By Sully Manope, in Cape Town
Successes of wildcat drilling in the African frontier in the last decade have been part of the staple of headline oil and gas stories.The world’s leading oil and gas scouts and analysts have touted the continent as the site of the largest number of discoveries in the last five years.
But Tony Hayward, Chairman of Genel Energy and former CEO of BP, says it’s time to scrutinize the “successes” of 2006 to 2016. Only one of the basin opening discoveries of the decade ever reached first oil. And explorers have fruitlessly attempted to “repeat” that miracle. “By my count more than 50 wells have been drilled at a cost of billions of dollars – along the transform margin seeking to replicate Kosmos in Ghana – with so far only very limited success”, Mr. Hayward said, at the Africa Oil Week in Cape Town recently.
“Even in the proven hydrocarbon provinces such as Angola, the exploration success has been far more limited than was predicted only a few years ago – something that I know only too well!” It turns out, he said that “the sub salt of Brazil really is not that good an analogue for Angola and that the conjugate margin in Brazil doesn’t have much to do with Namibia – and the Jubilee trend really isn’t a trend.
”And Nova Scotia and Morocco don’t have much in common when it comes to oil and gas – and …the list goes on and on”.

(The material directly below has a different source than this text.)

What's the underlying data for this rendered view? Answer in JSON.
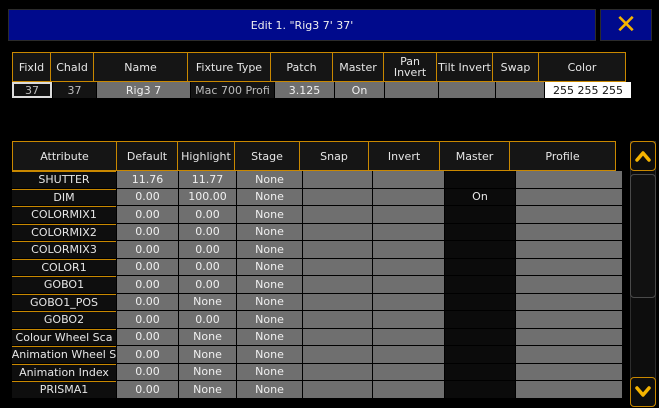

Mr. Hayward, who replaced the legendary Lord Browne as BP’s CEO in 2007 and had his tenure cut short by his handling of the Deep Horizon spill three years after told the audience in Cape Town, that “the industry has become very good at discovering seismically calibrated gas on the continental margin of Africa both east and west – to the point where it’s fair to say there’s enough gas on both margins to last a very long time.
“But when it comes to oil the last decade has been very disappointing.”